In 1996, the median salary of nonsupervisory police officers and detectives was about $34,700 a year. The middle 50 percent earned between about $25,700 and $45,300; the lowest 10 percent were paid less than $19,200, while the highest 10 percent earned over $58,500 a year.
Police officers and detectives in supervisory positions had a median salary of about $41,200 a year, also in 1996. The middle 50 percent earned between about $29,200 and $38,400; the lowest 10 percent were paid less than $22,500, while the highest 10 percent earned over $64,500 annually.
Sheriffs and other law enforcement officers had a median annual salary of about $26,700 in 1996. The middle 50 percent earned between about $20,300 and $37,800; the lowest 10 percent were paid less than $15,900, while the highest 10 percent earned over $48,400.
Federal law provides special salary rates to Federal employees who serve in law enforcement. Additionally, Federal special agents receive availability pay or administratively uncontrolled overtime (AUO)equal to 25 percent of the agent's grade and stepawarded because of the large amount of overtime that these agents are expected to work. For example, in 1996 FBI agents started at a base salary of $33,800 a year, earning $42,250 a year with availability pay. Other Justice and Treasury Department special agents started at about $25,000 or $30,700 a year, earning $31,300 or $38,400 per year including availability pay, depending on their qualifications. Salaries of Federal special agents progress to $55,600 including availability pay, while supervisory agents started at $66,100 including availability pay. Salaries were slightly higher in selected areas where the prevailing local pay level was higher. Because Federal agents may be eligible for a special law enforcement benefits package, applicants should ask their recruiter for more information.
Total earnings for local, State, and special police and detectives frequently exceed the stated salary due to payments for overtime, which can be significant. In addition to the common benefitspaid vacation, sick leave, and medical and life insurancemost police and sheriffs' departments provide officers with special allowances for uniforms. In addition, because police officers generally are covered by liberal pension plans, many retire at half-pay after 20 or 25 years of service.
Information about entrance requirements may be obtained from Federal, State, and local law enforcement agencies.
Further information about qualifications for employment as an FBI Special Agent is available from the nearest State FBI office; the address and phone number are listed in the local telephone directory.
Further information about qualifications for employment as a DEA Special Agent is available from the nearest DEA office, or call 1-800 DEA-4288.

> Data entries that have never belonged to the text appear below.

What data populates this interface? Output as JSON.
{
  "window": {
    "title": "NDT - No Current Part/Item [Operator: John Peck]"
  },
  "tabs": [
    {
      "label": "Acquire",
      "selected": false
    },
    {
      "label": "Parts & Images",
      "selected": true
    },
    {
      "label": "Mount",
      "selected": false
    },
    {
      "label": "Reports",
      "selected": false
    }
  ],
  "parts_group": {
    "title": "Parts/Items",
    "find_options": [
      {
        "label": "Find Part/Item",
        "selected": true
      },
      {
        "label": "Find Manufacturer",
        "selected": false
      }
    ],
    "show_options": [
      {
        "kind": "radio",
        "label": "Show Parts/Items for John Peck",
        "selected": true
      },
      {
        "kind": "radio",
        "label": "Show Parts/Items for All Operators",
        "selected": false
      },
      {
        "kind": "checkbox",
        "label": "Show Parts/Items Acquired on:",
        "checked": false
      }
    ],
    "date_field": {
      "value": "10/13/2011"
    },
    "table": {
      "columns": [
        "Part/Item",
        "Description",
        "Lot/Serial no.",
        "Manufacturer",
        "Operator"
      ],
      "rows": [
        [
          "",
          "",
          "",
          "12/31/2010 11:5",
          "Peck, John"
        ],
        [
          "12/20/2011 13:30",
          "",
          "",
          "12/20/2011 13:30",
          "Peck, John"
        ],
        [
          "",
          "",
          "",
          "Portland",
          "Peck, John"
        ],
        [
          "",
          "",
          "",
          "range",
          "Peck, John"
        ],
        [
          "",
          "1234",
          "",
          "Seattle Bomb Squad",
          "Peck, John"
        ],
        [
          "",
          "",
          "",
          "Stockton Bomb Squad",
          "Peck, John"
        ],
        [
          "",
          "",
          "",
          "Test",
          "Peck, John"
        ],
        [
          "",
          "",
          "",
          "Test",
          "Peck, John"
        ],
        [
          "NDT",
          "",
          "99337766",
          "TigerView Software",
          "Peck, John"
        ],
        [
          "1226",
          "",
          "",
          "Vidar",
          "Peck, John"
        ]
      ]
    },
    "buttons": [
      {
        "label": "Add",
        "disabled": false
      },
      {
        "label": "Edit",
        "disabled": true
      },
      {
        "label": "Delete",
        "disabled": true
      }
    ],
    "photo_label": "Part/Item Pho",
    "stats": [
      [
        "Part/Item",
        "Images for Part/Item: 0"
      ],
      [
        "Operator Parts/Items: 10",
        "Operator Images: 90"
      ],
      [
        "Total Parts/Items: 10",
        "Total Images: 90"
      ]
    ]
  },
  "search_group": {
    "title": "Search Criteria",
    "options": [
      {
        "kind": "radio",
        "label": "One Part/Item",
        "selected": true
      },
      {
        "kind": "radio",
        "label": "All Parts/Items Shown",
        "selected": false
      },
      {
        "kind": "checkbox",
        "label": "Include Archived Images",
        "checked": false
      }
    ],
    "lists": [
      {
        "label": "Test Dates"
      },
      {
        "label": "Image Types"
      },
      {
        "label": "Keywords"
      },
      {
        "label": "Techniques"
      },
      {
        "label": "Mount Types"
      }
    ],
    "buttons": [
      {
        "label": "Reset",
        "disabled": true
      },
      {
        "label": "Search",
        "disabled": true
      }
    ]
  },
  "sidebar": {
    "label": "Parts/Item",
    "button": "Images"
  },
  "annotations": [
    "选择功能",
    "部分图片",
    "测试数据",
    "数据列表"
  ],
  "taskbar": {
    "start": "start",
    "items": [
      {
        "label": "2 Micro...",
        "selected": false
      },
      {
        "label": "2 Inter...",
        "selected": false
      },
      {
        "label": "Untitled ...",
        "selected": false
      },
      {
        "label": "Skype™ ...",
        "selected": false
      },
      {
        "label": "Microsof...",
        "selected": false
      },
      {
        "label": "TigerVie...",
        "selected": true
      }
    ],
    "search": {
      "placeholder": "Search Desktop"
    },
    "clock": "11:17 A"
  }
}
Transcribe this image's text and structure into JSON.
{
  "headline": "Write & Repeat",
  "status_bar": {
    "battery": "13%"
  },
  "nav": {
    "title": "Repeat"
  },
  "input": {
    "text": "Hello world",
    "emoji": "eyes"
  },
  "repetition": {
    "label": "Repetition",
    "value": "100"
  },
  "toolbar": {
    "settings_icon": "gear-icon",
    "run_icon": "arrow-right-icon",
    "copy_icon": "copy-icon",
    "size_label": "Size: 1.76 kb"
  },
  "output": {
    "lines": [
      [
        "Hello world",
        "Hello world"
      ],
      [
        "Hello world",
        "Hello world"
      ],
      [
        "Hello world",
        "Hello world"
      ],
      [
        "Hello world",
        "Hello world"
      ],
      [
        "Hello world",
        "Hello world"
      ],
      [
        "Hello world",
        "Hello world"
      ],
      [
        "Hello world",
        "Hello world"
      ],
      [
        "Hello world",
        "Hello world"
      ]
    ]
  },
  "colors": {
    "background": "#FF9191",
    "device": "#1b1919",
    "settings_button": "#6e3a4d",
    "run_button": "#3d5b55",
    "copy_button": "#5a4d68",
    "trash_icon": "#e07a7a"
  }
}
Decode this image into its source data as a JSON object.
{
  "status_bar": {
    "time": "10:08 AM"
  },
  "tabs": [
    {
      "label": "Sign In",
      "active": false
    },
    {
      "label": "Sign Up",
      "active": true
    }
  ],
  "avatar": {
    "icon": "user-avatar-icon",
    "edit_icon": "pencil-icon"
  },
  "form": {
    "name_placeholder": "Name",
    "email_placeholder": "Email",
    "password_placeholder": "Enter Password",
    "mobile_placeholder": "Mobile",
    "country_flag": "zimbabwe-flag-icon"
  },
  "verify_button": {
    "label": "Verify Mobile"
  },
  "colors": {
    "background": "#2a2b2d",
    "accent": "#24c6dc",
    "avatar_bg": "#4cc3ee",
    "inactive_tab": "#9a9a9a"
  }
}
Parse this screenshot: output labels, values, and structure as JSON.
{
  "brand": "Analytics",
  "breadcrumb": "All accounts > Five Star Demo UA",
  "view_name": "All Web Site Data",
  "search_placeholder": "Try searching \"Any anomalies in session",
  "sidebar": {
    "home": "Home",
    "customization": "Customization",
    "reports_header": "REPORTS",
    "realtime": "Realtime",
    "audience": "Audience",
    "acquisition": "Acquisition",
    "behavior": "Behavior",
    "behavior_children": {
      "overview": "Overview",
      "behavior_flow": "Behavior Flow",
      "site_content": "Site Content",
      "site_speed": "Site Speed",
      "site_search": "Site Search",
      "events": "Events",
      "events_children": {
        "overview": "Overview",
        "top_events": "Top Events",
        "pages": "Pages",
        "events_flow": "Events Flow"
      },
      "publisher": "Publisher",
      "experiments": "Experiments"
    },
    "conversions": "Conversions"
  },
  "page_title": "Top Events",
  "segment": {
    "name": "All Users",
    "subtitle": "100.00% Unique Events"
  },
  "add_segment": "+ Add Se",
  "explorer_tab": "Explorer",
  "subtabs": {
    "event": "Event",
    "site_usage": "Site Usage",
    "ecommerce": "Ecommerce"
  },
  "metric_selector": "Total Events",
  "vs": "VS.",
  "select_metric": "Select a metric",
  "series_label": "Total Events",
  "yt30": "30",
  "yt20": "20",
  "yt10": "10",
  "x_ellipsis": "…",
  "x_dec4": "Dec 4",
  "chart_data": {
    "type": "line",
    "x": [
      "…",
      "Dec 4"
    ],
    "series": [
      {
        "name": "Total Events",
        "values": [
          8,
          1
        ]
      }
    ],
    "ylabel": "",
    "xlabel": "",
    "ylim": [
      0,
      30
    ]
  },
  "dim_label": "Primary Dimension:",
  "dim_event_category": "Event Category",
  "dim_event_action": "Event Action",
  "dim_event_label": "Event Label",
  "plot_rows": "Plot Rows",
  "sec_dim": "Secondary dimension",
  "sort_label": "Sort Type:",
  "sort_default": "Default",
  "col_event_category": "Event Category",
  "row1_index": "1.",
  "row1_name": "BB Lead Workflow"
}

Information about career opportunities, qualifications, and training to become a deputy marshal is available from:
United States Marshals Service, Employment and Compensation Division, Field Staffing Branch, 600 Army Navy Dr., Arlington, VA 22202.
An overview of career opportunities, qualifications, and training for U.S. Secret Service Special Agents is available from:
U.S. Secret Service, Personnel Division, Room 912, 1800 G St. NW., Washington, DC 20223.
|98-99 Handbook Contents...||UMSL Govt. Docs...||UMSL Libraries...||UMSL Home...|